Below are entries; work out how many of their lines hold "LIVE", giving only that number.
[[ DATA FOR THE TASK, beginning ]]
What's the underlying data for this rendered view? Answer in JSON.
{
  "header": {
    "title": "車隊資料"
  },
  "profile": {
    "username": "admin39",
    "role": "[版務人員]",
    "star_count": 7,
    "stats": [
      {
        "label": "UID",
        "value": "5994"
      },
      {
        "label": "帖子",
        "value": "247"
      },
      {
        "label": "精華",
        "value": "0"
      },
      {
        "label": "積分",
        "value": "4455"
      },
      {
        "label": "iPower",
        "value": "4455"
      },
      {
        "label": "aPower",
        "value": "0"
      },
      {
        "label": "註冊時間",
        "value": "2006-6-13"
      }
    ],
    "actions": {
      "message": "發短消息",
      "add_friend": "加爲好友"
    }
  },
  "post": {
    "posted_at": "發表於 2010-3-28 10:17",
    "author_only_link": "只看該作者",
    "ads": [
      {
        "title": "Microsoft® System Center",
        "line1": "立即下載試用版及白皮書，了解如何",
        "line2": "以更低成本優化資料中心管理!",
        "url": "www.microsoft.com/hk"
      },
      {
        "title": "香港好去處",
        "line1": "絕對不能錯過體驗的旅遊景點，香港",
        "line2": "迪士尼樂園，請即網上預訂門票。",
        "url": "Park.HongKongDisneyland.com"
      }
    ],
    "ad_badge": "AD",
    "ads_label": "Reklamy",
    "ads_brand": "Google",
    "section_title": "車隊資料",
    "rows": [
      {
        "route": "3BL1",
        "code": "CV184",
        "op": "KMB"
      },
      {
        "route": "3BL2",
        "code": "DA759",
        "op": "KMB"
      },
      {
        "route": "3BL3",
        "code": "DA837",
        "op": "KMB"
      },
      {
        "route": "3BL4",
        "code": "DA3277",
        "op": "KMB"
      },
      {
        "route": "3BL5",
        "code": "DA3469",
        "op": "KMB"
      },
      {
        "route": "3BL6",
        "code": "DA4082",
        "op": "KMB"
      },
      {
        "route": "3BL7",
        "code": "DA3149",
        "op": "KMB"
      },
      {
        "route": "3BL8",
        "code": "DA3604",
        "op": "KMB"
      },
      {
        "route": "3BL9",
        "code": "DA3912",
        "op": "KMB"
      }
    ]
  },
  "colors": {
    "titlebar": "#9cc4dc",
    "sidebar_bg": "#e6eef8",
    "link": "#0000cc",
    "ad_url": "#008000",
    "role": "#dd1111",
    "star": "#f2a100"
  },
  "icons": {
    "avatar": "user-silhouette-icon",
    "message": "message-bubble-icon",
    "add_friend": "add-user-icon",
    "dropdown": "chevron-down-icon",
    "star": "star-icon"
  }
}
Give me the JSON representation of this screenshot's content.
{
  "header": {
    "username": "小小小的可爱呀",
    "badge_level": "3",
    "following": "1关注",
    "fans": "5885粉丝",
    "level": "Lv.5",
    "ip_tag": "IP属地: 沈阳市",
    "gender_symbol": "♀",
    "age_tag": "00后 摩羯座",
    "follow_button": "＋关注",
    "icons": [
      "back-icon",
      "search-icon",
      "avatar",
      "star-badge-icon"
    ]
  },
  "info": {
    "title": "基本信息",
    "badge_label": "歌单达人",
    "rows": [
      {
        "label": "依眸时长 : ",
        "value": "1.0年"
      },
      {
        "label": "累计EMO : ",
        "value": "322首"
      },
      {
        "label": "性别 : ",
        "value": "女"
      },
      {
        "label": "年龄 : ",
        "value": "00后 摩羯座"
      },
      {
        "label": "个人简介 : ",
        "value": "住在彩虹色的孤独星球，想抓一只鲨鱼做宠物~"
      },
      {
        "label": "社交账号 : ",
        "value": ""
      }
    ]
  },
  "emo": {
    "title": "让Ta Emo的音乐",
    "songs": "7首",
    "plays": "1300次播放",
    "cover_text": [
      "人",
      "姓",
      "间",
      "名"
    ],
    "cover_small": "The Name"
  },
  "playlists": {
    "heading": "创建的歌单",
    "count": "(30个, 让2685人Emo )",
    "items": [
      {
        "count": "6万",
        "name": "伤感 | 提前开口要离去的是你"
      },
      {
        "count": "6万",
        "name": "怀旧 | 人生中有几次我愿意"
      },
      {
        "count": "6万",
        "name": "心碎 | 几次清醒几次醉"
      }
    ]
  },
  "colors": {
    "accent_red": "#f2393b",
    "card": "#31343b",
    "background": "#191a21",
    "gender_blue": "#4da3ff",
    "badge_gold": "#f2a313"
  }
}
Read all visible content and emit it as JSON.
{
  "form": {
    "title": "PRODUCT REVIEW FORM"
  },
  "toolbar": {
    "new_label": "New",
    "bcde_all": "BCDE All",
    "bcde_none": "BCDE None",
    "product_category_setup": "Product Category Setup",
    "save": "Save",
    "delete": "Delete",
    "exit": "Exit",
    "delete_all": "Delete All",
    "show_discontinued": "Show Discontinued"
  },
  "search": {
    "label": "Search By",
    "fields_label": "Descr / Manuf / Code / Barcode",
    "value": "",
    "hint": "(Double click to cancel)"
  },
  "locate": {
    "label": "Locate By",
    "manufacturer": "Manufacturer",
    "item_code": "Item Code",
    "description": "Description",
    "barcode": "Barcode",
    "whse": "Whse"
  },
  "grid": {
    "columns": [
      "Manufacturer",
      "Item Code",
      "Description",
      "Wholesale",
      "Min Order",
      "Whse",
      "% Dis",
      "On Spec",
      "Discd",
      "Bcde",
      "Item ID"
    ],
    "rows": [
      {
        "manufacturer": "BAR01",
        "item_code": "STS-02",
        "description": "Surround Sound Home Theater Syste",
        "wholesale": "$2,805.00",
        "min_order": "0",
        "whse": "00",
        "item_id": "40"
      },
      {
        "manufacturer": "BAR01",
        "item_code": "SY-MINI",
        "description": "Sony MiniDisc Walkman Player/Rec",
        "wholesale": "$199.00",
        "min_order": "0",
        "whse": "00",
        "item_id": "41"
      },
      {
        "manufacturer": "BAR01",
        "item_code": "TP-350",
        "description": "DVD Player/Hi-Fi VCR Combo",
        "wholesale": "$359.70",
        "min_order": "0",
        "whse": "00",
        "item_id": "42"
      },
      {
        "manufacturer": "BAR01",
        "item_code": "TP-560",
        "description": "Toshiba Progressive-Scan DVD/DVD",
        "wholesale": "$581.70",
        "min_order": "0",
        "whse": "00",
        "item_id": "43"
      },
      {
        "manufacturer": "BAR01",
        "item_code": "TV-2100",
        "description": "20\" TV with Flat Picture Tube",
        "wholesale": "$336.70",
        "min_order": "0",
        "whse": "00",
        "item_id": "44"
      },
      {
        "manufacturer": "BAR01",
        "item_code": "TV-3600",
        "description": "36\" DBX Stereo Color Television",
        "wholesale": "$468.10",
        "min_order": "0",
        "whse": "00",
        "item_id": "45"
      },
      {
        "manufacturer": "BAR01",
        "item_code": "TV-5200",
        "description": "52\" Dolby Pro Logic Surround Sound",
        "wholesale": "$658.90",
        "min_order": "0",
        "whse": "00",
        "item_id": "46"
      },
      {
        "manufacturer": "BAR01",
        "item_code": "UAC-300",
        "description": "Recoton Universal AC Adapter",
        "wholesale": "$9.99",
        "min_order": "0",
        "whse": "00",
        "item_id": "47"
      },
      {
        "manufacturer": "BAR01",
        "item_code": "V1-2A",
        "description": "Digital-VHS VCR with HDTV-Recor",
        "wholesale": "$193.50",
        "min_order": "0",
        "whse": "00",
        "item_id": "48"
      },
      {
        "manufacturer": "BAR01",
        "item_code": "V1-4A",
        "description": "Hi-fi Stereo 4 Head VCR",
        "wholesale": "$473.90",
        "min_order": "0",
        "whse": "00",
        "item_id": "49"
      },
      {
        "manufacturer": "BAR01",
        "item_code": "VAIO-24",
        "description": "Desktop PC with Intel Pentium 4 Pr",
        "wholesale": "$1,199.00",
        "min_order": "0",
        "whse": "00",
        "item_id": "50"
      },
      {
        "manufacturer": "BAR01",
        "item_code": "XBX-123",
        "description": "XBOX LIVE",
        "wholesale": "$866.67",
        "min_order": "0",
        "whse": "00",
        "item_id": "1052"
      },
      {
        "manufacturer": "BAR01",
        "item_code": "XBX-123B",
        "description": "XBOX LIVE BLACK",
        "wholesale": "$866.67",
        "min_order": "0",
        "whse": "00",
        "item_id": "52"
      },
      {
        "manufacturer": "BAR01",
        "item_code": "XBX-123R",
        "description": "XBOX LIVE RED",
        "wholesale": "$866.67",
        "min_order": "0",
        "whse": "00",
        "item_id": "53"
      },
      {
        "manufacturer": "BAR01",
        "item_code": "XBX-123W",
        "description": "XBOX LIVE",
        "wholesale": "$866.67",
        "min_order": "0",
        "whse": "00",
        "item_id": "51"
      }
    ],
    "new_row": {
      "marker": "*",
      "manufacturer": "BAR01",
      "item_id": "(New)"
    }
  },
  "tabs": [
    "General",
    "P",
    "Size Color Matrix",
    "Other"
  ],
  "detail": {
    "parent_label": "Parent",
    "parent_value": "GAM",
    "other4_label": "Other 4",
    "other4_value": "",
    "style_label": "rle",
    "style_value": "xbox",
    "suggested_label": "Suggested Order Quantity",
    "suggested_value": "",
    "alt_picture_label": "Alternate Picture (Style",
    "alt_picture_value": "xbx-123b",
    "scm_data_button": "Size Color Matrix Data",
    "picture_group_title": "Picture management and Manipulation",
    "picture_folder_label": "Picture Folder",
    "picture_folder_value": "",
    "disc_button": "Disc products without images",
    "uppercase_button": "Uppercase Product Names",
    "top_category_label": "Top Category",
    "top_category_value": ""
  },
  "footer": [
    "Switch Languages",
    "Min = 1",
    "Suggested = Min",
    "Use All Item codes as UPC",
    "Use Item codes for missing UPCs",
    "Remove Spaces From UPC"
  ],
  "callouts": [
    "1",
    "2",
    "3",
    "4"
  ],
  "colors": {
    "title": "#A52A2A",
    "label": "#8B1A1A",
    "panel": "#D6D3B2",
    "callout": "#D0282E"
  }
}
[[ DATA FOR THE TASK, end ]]
• SOLUTION TO THE EXERCISE:
4